A dye-sensitized solar cell based on a single wire could lead to photovoltaic textiles

(Nanowerk News) The development of new types of solar cells that are lighter and more flexible than conventional silicon-based designs will open up a range of new applications for photovoltaics. Dye-sensitized solar cells (DSSCs) offer these advantages as well as promising much lower fabrication costs. Anyuan Cao, Zuqiang Bian and colleagues from Peking University in Beijing, China, have now expanded the range of possible applications of DSSCs by developing a single-wire design that could be assembled into large arrays ("Single-Wire Dye-Sensitized Solar Cells Wrapped by Carbon Nanotube Film Electrodes").
Dye-sensitized solar cells are thin-film devices that can be fabricated from inexpensive and widely available compounds using relatively straightforward electrochemical processes. The structure of a DSSC itself is also quite simple, consisting of an anode and cathode immersed in an electrolyte.
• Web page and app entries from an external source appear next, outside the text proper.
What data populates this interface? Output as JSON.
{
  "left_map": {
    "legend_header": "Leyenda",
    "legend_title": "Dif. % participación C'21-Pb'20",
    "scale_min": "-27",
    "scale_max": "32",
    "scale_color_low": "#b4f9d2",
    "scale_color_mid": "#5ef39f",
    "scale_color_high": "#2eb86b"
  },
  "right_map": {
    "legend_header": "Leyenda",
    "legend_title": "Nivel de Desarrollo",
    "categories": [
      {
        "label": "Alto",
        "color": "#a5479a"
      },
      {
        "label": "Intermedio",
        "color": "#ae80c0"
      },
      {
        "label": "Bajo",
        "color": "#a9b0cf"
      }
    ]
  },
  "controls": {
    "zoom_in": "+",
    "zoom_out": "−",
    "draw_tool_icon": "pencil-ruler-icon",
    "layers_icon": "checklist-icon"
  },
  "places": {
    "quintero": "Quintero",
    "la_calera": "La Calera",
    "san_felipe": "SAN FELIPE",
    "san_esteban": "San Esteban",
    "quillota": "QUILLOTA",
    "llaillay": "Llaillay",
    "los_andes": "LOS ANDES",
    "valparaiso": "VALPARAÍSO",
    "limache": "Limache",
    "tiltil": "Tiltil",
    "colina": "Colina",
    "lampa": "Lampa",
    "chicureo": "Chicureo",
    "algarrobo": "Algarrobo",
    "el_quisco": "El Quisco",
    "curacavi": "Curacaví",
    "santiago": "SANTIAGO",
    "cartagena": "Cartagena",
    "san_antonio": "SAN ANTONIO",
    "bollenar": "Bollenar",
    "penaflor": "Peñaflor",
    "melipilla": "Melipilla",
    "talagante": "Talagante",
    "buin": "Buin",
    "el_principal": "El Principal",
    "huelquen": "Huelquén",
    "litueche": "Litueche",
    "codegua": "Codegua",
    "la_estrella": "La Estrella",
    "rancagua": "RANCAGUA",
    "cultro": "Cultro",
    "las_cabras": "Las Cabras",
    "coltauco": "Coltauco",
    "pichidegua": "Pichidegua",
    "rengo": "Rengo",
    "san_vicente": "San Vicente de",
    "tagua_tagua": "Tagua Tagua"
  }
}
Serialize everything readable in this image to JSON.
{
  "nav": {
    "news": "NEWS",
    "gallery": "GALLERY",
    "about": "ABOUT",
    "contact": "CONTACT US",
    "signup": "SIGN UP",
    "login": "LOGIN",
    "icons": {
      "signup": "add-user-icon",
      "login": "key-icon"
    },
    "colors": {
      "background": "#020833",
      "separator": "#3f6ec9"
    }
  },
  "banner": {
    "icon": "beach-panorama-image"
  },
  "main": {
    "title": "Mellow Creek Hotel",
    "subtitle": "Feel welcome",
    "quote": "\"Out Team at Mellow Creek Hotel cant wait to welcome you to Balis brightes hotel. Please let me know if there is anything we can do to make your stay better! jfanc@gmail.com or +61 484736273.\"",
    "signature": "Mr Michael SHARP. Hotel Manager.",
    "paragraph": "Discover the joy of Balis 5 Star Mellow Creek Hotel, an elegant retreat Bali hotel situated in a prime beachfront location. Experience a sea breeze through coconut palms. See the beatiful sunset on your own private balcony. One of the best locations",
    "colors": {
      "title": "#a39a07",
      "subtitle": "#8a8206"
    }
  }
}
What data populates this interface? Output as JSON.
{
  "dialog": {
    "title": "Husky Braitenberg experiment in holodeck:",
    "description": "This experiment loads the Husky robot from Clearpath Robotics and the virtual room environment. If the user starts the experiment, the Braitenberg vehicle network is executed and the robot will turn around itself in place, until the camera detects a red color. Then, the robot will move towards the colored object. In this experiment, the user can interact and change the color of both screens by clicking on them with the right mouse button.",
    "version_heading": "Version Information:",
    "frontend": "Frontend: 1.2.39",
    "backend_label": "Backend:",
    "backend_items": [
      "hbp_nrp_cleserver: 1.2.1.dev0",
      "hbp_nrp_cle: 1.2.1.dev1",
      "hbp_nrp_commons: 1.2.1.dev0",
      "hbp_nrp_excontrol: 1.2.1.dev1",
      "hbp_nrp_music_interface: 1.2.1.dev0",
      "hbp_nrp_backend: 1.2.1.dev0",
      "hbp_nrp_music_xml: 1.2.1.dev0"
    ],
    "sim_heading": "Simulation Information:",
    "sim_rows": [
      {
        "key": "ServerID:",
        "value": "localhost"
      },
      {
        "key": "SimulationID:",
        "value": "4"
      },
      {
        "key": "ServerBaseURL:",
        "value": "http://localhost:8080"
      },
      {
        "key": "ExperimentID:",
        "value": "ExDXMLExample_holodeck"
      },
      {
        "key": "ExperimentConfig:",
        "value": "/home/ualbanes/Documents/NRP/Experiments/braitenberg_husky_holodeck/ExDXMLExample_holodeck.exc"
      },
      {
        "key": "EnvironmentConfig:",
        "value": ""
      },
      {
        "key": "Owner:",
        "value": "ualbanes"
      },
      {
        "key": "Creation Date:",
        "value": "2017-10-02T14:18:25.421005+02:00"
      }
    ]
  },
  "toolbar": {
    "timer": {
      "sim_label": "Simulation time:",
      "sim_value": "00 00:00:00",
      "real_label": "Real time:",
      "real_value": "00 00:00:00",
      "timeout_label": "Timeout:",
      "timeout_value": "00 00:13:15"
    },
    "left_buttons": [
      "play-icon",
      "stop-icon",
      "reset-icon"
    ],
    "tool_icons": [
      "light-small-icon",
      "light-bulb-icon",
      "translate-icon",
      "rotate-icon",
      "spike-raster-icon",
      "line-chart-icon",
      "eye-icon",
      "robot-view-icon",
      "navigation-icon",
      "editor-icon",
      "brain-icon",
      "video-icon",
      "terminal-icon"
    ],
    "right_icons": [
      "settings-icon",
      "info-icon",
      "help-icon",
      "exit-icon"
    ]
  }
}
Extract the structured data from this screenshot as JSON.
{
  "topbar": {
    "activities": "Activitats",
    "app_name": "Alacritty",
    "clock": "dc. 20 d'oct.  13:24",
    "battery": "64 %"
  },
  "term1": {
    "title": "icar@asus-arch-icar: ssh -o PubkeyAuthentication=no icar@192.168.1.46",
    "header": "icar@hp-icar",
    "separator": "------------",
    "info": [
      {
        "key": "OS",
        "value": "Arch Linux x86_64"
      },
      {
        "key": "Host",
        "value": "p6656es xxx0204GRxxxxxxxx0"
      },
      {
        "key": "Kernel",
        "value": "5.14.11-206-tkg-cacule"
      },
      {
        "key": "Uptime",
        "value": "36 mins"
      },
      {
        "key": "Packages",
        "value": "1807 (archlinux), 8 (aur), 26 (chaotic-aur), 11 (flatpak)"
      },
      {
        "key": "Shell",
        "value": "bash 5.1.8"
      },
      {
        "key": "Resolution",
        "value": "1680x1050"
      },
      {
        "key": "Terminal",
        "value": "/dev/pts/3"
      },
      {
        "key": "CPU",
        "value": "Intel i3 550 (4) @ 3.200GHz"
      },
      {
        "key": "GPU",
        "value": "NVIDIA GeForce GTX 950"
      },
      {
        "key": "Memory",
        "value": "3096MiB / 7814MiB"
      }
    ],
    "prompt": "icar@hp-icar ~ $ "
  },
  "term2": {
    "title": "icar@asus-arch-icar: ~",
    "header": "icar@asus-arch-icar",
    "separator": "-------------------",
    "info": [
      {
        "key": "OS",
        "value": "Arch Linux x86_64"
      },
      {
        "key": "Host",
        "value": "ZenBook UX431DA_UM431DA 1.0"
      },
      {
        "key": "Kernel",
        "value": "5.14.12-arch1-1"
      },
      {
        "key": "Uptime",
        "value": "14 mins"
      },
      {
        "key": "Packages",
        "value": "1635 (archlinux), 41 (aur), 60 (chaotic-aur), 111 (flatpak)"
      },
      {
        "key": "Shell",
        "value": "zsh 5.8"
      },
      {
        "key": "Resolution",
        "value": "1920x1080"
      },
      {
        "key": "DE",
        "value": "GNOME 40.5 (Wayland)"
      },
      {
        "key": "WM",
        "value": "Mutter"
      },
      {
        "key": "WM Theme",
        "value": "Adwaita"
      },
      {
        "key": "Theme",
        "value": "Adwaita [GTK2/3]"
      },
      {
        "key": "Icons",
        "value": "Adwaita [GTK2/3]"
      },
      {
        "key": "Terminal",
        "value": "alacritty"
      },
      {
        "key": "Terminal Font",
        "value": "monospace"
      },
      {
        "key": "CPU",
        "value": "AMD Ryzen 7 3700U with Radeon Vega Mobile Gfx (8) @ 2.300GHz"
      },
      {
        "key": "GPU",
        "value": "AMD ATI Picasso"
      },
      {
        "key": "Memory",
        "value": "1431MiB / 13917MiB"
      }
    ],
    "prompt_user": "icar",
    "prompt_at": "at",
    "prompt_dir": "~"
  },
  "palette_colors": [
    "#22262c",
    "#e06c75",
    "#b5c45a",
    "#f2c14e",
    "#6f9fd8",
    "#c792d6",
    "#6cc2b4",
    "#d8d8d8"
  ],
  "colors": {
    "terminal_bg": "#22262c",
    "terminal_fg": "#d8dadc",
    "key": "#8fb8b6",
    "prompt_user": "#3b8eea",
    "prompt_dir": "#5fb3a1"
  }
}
The anode of DSSCs is typically made of a mixture of a dye to absorb light and generate free positive and negative charges, and titanium dioxide to act as a conduit that allows the charges to travel to their respective electrodes and produce an electrical current.
Scanning electron microscopy image of a DSSC wire showing the carbon nanotube network
Scanning electron microscopy image of a DSSC wire showing the carbon nanotube network. (© 2011 ACS)
Cao, Bian and their colleagues miniaturized the DSSC design down to the scale of micrometer-sized single wires by wrapping a titanium wire, the anode, with a layer of titanium dioxide tubes filled with a dye. Wrapped around this is an outer layer made of a carbon nanotube mesh, which serves as the cathode (see image). The carbon nanotubes are electrically conducting and have the benefit of being almost transparent, making them ideal for maximizing the amount of light that can reach the dye.
The wire-based DSSCs displayed promising solar conversion efficiency, at 1.6% for each wire. Although this level of efficiency remains far below the benchmark results for DSSCs, significant improvements are expected by optimizing the wire design, notes Bian. For example, the electrical conductivity of the carbon nanotube layer could be enhanced, and multiple wires could be integrated into a single device to produce larger wire meshes.
According to Bian, the possible applications of this DSSC structure could include photovoltaic 'textiles'. "The use of fiber-shaped cells would provide flexibility and the cells could be easily integrated into items such as clothes, bags and curtains," he says.
Source: Tokyo Institute of Technology